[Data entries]

• • • • •

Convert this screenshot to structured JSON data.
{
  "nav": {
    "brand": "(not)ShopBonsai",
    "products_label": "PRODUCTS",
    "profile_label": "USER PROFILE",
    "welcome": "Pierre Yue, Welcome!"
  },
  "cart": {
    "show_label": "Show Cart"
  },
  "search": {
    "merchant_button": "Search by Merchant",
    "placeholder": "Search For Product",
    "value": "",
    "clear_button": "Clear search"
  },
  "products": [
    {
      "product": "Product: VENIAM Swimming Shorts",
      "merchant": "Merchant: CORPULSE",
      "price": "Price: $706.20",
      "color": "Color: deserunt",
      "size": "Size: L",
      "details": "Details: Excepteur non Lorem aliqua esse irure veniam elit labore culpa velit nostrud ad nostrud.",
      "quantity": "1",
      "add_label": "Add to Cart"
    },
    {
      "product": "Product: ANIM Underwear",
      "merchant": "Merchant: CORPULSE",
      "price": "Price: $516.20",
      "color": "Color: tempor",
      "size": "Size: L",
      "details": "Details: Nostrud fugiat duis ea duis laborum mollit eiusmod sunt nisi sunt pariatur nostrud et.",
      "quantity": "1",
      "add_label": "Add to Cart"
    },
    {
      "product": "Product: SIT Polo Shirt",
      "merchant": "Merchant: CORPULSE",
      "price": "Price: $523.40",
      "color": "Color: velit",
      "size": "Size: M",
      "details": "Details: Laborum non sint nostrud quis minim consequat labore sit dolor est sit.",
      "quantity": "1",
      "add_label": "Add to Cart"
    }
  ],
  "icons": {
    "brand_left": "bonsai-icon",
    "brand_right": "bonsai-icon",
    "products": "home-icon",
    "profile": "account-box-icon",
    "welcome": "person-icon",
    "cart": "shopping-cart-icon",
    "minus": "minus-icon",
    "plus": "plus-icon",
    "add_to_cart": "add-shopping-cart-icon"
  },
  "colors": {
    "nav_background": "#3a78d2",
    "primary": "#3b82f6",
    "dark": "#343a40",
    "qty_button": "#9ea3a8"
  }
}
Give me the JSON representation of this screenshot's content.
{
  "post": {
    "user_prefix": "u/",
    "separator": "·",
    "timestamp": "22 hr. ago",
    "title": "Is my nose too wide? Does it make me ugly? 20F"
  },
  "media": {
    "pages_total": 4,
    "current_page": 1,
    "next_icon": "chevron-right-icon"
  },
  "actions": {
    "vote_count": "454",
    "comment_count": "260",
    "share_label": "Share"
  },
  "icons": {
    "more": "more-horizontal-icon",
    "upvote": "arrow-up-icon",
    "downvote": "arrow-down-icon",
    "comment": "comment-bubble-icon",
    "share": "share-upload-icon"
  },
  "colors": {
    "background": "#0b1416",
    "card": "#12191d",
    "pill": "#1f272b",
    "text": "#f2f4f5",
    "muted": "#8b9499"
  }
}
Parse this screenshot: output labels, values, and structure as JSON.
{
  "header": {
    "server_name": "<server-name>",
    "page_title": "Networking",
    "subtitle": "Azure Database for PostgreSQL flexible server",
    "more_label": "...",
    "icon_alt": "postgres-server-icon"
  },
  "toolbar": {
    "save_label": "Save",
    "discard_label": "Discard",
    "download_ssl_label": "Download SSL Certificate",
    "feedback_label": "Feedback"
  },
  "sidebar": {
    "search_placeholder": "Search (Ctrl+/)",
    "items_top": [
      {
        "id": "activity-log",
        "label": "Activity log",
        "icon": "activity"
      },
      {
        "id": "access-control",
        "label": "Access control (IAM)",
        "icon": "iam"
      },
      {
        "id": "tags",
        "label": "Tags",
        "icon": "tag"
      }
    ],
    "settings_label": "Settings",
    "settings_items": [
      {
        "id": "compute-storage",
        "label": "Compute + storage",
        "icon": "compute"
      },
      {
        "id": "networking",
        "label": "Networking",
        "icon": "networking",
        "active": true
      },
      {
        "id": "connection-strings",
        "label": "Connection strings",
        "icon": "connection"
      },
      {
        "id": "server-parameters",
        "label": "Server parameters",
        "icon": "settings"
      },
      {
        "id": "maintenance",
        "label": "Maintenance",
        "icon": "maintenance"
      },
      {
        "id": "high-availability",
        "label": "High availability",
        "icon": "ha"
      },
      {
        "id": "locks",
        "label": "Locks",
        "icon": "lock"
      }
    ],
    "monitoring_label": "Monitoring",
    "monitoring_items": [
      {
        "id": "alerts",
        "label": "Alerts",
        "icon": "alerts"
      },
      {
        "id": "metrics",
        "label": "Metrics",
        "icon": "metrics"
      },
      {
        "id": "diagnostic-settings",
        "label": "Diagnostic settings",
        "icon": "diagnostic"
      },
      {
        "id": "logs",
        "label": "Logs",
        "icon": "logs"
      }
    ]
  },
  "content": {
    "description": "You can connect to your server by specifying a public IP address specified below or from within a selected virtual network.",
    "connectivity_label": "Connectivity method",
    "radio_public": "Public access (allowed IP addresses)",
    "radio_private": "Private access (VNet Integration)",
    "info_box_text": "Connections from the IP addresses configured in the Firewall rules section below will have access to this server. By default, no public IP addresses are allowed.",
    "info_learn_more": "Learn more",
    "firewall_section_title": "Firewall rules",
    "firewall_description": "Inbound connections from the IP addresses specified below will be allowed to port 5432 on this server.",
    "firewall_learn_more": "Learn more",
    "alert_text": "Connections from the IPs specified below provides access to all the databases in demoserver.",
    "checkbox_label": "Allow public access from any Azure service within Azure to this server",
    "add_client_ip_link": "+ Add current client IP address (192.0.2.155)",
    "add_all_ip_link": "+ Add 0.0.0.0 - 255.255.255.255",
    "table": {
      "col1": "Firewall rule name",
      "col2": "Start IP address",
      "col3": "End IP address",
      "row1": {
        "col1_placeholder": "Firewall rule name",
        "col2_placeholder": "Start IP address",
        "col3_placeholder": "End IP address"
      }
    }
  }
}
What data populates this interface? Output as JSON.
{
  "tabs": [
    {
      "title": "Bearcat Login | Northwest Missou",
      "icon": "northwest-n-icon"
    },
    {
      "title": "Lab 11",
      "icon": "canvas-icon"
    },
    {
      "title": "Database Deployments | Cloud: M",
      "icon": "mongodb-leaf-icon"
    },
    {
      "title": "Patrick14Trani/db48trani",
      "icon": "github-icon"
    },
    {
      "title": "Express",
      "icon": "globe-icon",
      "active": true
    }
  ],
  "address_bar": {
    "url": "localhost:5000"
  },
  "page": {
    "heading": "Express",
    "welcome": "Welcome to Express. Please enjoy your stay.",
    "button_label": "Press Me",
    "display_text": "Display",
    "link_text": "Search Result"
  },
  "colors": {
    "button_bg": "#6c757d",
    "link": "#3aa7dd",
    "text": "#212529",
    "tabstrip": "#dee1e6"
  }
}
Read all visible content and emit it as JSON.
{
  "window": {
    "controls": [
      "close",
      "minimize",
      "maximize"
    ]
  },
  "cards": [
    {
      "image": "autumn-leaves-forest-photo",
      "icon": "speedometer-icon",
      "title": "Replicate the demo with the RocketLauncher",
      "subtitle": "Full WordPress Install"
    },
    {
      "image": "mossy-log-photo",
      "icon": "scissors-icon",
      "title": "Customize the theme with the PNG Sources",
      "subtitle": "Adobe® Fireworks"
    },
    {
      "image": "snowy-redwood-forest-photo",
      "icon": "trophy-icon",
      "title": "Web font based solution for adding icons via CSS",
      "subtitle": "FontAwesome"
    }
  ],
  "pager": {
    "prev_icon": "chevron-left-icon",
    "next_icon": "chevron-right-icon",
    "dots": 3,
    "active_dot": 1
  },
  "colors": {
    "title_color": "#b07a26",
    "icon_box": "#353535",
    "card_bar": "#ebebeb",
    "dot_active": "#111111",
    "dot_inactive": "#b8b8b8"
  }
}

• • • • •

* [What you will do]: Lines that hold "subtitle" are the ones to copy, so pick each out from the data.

* [Solution to this exercise]:
    "subtitle": "Azure Database for PostgreSQL flexible server",
      "subtitle": "Full WordPress Install"
      "subtitle": "Adobe® Fireworks"
      "subtitle": "FontAwesome"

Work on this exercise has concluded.